‘Truly I tell you,’ Jesus replied, ‘no one who has left home or brothers or sisters or mother or father or children or fields for me and the gospel will fail to receive a hundred times as much in this present age: homes, brothers, sisters, mothers, children and fields—along with persecutions—and in the age to come eternal life. But many who are first will be last, and the last first (Mark 10:29-31).

If you go, Jesus promises that we will receive more than what we give. In fact, we will receive a 100 times more. This can be especially encouraging if we feel daunted by the sacrifice of leaving home. Ultimately this is God’s promise that He will take care of us (you can read about a brother’s experience of this here). Our needs for a family and a home will be met if we go for the Gospel. But God also promises that we will face challenges, namely persecutions.

Promise: You’ll be lead triumphantly by Christ.

But thanks be to God, who always leads us as captives in Christ’s triumphal procession and uses us to spread the aroma of the knowledge of him everywhere (2 Corinthians 2:14).

We can be comforted by the promise that if Christ leads us — if we do things His way and in prayer — we will be triumphant. What does triumph look like? Not only that Jesus has risen from the dead, but also that the knowledge of Him will spread everywhere. In this way we don’t have to worry that our work is in vain. Christ will be known, whether in surrendered hearts or conquered hearts.
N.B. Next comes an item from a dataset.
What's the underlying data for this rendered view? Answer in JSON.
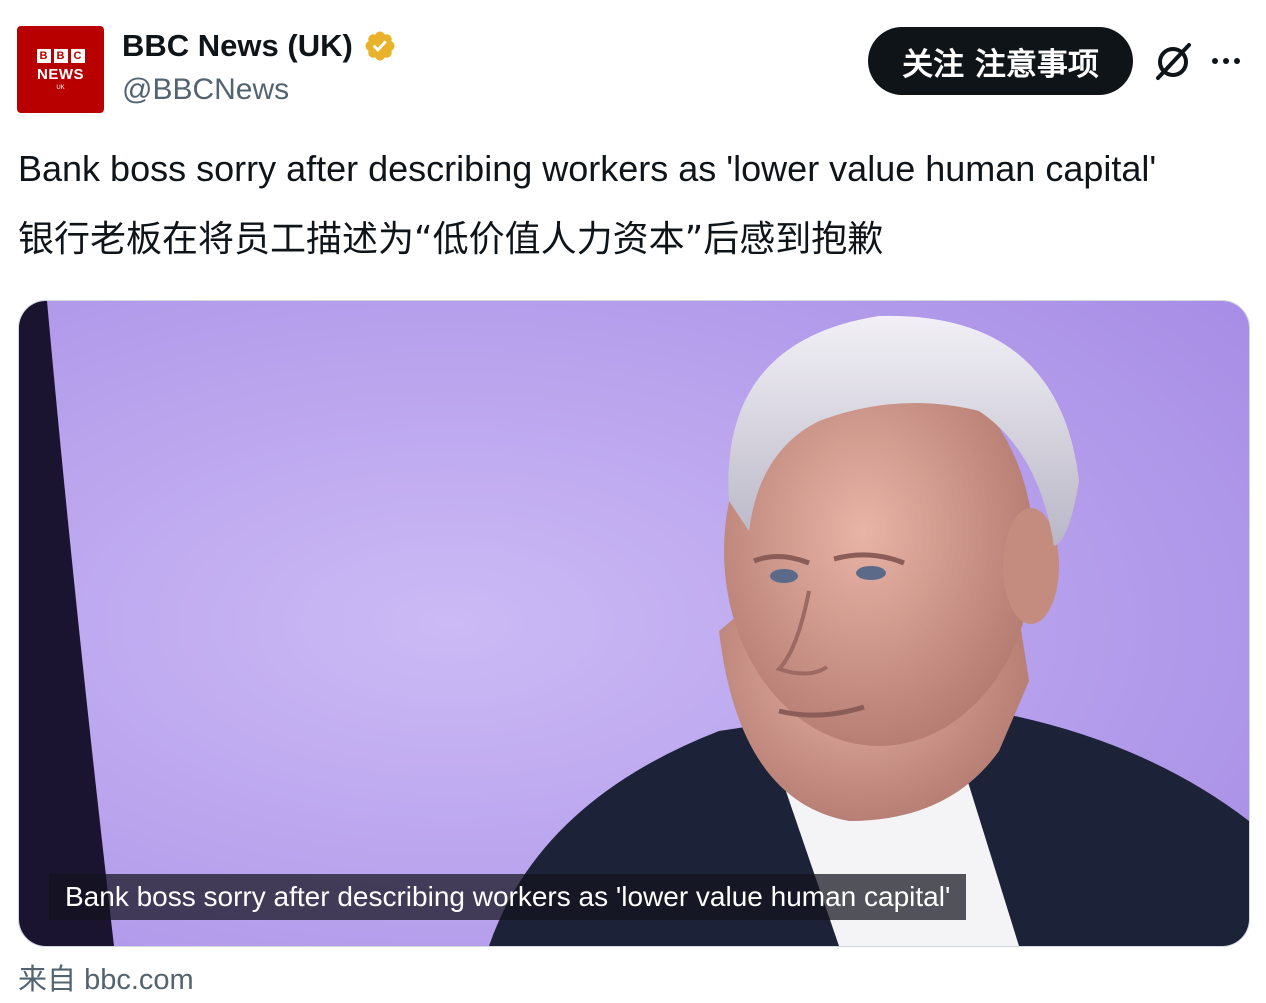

If you’re considering any big faith decision today, especially if you’re considering going on a One Year Challenge, know that the Biblical promises can be enough. They contain the certainty that you are looking for.